The Strettweg cult wagon, or Strettweg sacrificial wagon, or Strettweg chariot is a bronze cult wagon from ca. 600 BC, which was found as part of a princely grave of the Hallstatt culture in Strettweg near Judenburg, Austria in 1851. Besides the wagon, other grave goods, like jewelry, bronze amphorae, iron weapons, and horse tack were found.

The Cult Wagon
Cult Wagon of Strettweg as depicted in 1886 Jahrbuch des Kaiserlich Deutschen Archäologischen Instituts.

The wagon consists of a square, open-worked base plate with four spoked wheels. A female figure approx. 32 cm high extending her hands to touch the base of a large bowl with tall, X-shaped supports. Expert analysis has concluded that the bowl cannot be conclusively proven to originally have been part of the cult wagon [citation needed] and may be a later addition. The wagon also contains numerous human figures, both standing and mounted, as well as animals similar to deer and horses. The scene has been interpreted as a sacrifice. The wagon presumably served as a cult object for the consumption of a libation.

The wagon was restored in 2009 and is on display in the Universalmuseum Joanneum at Eggenberg Palace, Graz. A copy is on display in the museum in Judenburg.

According to Marjeta Šašel-Kos (2000), "A deer goddess similar to Artemis must have played an important role in pre-Celtic Noricum, as is indicated by the cult cart from Strettweg, from c. 600 B.C., which represents a goddess (or her priestess) who received deer as a sacrifice, i.e. a kind of a 'Great Nature Goddess'."[1][2]

Gallery edit

References edit

  1. ^ "Sacred Places and Epichoric Gods in the Southern Alpine Area - Some Aspects (Marjeta Šašel-Kos, 2000)". Ausonius Editions. 2000.
  2. ^ "The votive chariot from Bujoru". capodopere2019.ro. 2019. during the 7th c. BC is taking place a change as regards the religious practices at least for the Central Alpine and Eastern Sub-Alpine area (with the Hallstatt civilisation area), since the symbol of the water birds and the sun are gradually replaced by an anthropomorphic feminine figure, probably a deity of those time. In this respect, the miniature votive chariot from Strettweg is a pertinent example.

Literature edit

  • Markus Egg: Neues zum Fürstengrab von Strettweg. 1991.
  • Markus Egg, Gerhard Stawinoga: Das hallstattzeitliche Fürstengrab von Strettweg bei Judenburg in der Obersteiermark.
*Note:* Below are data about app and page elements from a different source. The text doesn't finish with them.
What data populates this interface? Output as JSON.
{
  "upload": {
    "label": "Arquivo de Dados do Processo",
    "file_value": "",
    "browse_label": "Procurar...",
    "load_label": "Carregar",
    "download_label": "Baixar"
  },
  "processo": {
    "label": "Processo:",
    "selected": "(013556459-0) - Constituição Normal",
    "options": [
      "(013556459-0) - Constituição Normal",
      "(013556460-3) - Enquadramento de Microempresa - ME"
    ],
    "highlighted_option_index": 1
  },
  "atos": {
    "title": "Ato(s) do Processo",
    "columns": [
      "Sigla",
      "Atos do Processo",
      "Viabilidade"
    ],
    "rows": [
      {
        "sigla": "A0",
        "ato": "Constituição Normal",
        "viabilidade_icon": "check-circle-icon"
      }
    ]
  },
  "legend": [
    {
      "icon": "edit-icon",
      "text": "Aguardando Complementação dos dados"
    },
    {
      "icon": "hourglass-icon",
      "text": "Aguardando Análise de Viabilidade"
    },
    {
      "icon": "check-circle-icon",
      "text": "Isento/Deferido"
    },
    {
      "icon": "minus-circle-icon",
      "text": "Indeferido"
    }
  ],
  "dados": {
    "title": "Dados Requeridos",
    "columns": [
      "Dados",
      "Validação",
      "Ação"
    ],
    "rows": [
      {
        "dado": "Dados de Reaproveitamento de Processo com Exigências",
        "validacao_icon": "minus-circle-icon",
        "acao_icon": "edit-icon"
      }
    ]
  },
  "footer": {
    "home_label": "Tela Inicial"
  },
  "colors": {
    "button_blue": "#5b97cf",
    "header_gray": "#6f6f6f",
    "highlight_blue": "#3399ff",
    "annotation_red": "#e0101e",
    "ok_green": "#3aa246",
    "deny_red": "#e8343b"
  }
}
Römisch-Germanisches Zentralmuseum, Forschungsinstitut für Vor- und Frühgeschichte, 1996, ISBN 3-88467-036-0

External links edit

47°04′34″N 15°23′34″E / 47.07614°N 15.39274°E / 47.07614; 15.39274